## [EXERCISE]
Would you please return all of the entries below exactly as shown?

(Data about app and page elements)
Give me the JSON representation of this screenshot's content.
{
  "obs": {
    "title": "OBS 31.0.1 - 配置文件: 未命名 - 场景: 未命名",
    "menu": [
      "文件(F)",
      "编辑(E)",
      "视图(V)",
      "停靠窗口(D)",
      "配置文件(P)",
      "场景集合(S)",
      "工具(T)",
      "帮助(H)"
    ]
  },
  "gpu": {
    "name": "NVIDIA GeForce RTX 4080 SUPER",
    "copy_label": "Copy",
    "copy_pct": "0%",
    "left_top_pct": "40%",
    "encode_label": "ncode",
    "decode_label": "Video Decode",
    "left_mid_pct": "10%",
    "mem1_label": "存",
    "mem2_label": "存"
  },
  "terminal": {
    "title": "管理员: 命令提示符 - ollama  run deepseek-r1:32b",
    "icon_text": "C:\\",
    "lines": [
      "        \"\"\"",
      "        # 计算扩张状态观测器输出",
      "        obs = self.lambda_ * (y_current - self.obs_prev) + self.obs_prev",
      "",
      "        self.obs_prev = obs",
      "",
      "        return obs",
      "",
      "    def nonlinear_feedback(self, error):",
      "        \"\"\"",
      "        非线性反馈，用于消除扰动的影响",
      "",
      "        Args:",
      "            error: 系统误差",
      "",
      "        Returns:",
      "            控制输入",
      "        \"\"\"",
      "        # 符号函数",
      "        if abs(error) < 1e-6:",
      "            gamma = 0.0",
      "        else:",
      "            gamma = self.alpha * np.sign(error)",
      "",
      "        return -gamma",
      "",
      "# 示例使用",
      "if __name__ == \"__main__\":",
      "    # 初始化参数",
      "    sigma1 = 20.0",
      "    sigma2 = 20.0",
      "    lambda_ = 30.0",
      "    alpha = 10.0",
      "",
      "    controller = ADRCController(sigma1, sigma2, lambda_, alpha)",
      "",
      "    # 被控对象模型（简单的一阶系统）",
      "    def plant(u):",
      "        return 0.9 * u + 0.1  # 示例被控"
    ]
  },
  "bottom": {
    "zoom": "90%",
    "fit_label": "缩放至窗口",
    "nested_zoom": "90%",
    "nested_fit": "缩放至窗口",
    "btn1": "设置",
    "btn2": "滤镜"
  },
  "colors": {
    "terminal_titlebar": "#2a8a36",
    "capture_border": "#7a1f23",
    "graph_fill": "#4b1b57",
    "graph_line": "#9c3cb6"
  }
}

## [THE COMPLETED TASK]
Give me the JSON representation of this screenshot's content.
{
  "obs": {
    "title": "OBS 31.0.1 - 配置文件: 未命名 - 场景: 未命名",
    "menu": [
      "文件(F)",
      "编辑(E)",
      "视图(V)",
      "停靠窗口(D)",
      "配置文件(P)",
      "场景集合(S)",
      "工具(T)",
      "帮助(H)"
    ]
  },
  "gpu": {
    "name": "NVIDIA GeForce RTX 4080 SUPER",
    "copy_label": "Copy",
    "copy_pct": "0%",
    "left_top_pct": "40%",
    "encode_label": "ncode",
    "decode_label": "Video Decode",
    "left_mid_pct": "10%",
    "mem1_label": "存",
    "mem2_label": "存"
  },
  "terminal": {
    "title": "管理员: 命令提示符 - ollama  run deepseek-r1:32b",
    "icon_text": "C:\\",
    "lines": [
      "        \"\"\"",
      "        # 计算扩张状态观测器输出",
      "        obs = self.lambda_ * (y_current - self.obs_prev) + self.obs_prev",
      "",
      "        self.obs_prev = obs",
      "",
      "        return obs",
      "",
      "    def nonlinear_feedback(self, error):",
      "        \"\"\"",
      "        非线性反馈，用于消除扰动的影响",
      "",
      "        Args:",
      "            error: 系统误差",
      "",
      "        Returns:",
      "            控制输入",
      "        \"\"\"",
      "        # 符号函数",
      "        if abs(error) < 1e-6:",
      "            gamma = 0.0",
      "        else:",
      "            gamma = self.alpha * np.sign(error)",
      "",
      "        return -gamma",
      "",
      "# 示例使用",
      "if __name__ == \"__main__\":",
      "    # 初始化参数",
      "    sigma1 = 20.0",
      "    sigma2 = 20.0",
      "    lambda_ = 30.0",
      "    alpha = 10.0",
      "",
      "    controller = ADRCController(sigma1, sigma2, lambda_, alpha)",
      "",
      "    # 被控对象模型（简单的一阶系统）",
      "    def plant(u):",
      "        return 0.9 * u + 0.1  # 示例被控"
    ]
  },
  "bottom": {
    "zoom": "90%",
    "fit_label": "缩放至窗口",
    "nested_zoom": "90%",
    "nested_fit": "缩放至窗口",
    "btn1": "设置",
    "btn2": "滤镜"
  },
  "colors": {
    "terminal_titlebar": "#2a8a36",
    "capture_border": "#7a1f23",
    "graph_fill": "#4b1b57",
    "graph_line": "#9c3cb6"
  }
}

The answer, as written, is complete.